[[ Data open ]]

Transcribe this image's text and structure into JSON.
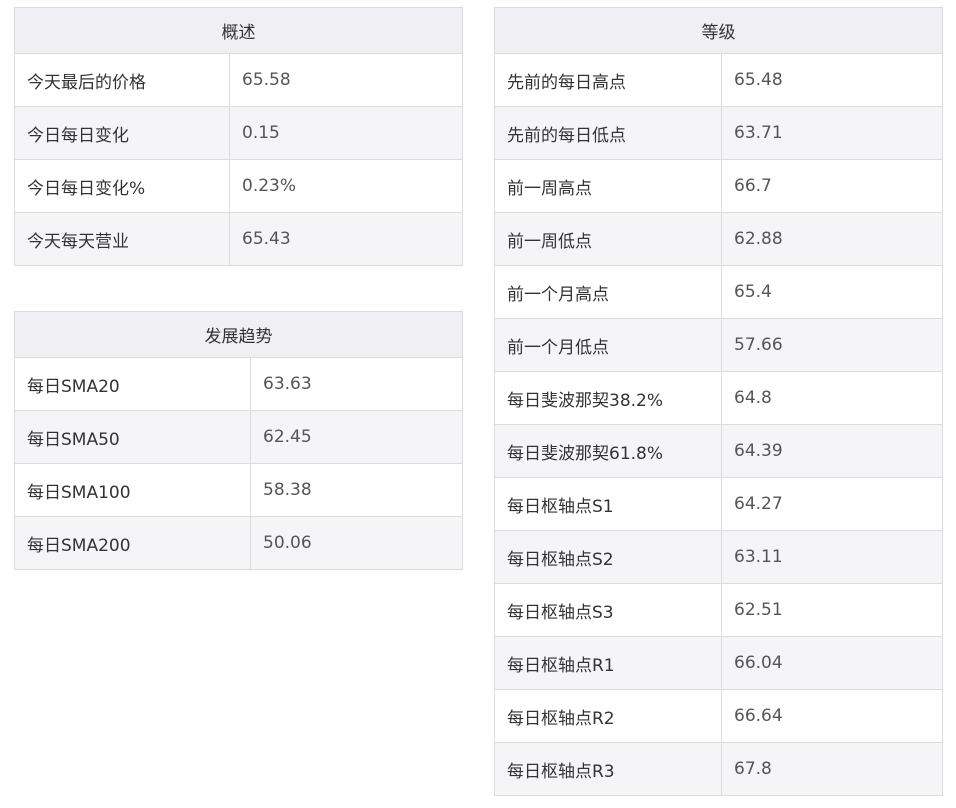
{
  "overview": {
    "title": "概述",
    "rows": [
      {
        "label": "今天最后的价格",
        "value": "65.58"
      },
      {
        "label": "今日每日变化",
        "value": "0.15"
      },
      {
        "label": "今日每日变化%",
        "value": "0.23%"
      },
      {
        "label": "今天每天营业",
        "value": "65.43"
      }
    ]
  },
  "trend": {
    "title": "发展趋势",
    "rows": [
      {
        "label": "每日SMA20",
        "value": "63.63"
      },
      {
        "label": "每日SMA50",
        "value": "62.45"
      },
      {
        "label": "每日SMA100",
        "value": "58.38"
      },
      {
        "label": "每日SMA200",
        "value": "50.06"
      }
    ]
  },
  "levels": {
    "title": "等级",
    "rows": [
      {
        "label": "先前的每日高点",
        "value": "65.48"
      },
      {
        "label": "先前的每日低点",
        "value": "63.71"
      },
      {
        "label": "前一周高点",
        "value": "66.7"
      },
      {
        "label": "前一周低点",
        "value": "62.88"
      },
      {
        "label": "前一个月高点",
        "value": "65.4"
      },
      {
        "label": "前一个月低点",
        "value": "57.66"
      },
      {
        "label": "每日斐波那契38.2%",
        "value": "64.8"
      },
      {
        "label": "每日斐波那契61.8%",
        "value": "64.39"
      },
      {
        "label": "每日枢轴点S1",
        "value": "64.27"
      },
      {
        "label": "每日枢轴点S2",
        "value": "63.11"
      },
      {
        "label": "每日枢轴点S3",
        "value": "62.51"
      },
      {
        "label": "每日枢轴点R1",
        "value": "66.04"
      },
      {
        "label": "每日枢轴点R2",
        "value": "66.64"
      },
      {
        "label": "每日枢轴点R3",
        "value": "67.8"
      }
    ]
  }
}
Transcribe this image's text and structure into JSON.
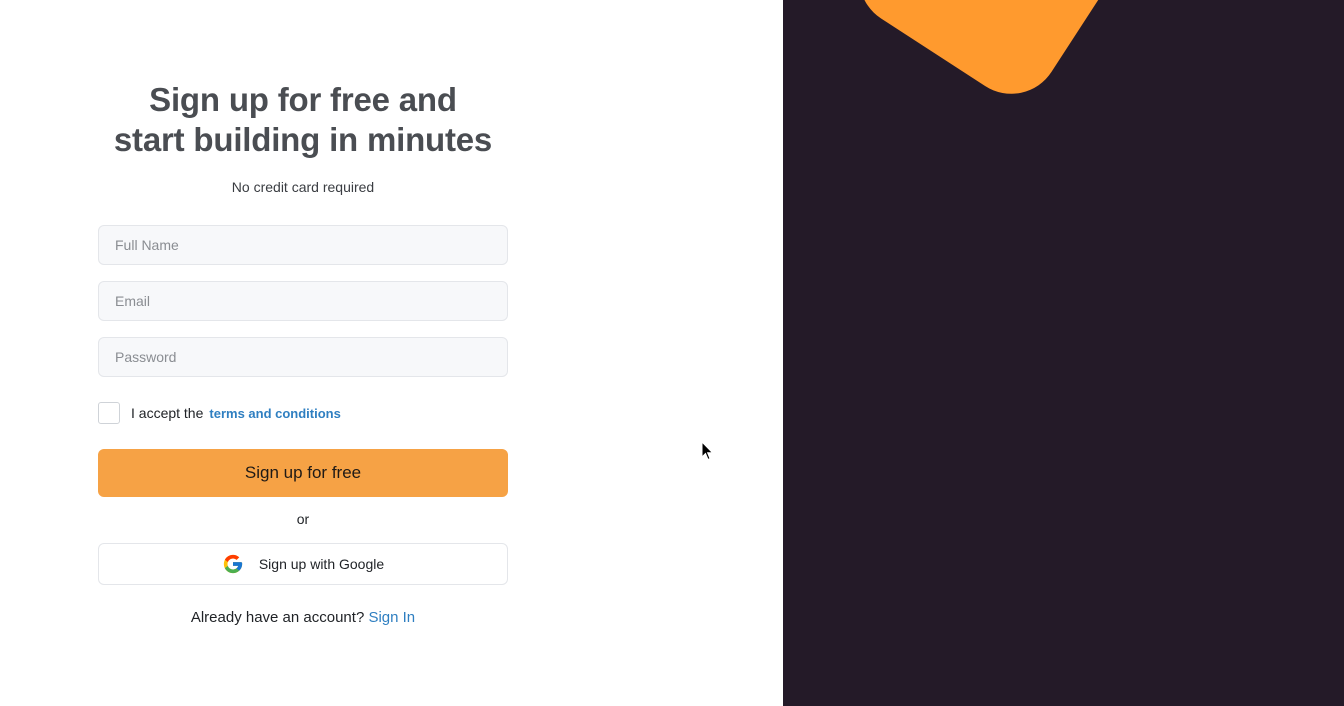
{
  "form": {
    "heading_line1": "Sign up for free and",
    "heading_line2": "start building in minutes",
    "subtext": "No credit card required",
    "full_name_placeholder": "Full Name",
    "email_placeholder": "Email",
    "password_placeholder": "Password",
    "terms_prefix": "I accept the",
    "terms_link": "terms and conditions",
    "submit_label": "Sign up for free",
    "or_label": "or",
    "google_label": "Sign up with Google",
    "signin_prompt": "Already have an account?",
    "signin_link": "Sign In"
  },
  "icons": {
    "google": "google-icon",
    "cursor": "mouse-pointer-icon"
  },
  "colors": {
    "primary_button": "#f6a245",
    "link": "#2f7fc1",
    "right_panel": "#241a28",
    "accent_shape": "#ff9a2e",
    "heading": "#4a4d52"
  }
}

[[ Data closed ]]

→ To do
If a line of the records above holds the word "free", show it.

→ Written answer
    "heading_line1": "Sign up for free and",
    "submit_label": "Sign up for free",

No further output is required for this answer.